● RECORD SET
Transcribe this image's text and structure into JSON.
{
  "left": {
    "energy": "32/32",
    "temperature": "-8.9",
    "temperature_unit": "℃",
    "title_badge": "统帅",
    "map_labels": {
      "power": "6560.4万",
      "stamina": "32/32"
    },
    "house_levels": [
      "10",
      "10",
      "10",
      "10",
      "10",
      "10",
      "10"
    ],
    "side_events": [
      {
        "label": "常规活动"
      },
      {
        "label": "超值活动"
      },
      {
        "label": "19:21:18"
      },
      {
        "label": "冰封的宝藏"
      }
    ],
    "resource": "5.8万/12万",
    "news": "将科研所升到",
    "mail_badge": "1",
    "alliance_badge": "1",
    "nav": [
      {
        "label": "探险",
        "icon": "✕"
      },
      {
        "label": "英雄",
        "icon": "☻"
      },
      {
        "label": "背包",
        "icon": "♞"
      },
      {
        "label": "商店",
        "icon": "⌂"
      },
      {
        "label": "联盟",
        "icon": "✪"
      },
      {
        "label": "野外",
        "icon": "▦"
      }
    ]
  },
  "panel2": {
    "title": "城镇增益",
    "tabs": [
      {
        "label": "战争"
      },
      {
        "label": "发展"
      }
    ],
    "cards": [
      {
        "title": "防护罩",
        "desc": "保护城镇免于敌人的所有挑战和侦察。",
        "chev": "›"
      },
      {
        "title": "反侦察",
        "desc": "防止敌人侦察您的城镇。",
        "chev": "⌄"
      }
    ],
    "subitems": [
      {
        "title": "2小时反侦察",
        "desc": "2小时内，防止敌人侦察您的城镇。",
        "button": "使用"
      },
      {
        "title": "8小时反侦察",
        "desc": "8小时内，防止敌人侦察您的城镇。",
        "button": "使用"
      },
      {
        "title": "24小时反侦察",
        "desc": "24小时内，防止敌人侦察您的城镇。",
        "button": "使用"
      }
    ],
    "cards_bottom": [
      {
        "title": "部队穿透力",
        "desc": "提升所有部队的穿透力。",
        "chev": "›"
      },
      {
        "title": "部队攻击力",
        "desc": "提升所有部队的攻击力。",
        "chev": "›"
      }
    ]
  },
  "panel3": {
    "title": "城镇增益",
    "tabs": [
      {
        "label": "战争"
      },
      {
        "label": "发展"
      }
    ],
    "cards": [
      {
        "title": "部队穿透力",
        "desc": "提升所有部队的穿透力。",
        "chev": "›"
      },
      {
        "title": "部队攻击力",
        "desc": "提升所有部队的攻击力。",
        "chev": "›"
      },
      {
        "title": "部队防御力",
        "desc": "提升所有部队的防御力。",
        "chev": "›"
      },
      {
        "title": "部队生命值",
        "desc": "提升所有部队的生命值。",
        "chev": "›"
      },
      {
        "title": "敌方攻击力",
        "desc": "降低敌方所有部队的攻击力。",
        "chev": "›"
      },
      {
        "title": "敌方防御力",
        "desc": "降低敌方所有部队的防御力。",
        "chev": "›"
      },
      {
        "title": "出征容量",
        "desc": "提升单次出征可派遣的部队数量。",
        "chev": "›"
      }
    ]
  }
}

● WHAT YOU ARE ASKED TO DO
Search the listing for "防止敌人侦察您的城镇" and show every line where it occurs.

● WRITTEN REPLY
        "desc": "防止敌人侦察您的城镇。",
        "desc": "2小时内，防止敌人侦察您的城镇。",
        "desc": "8小时内，防止敌人侦察您的城镇。",
        "desc": "24小时内，防止敌人侦察您的城镇。",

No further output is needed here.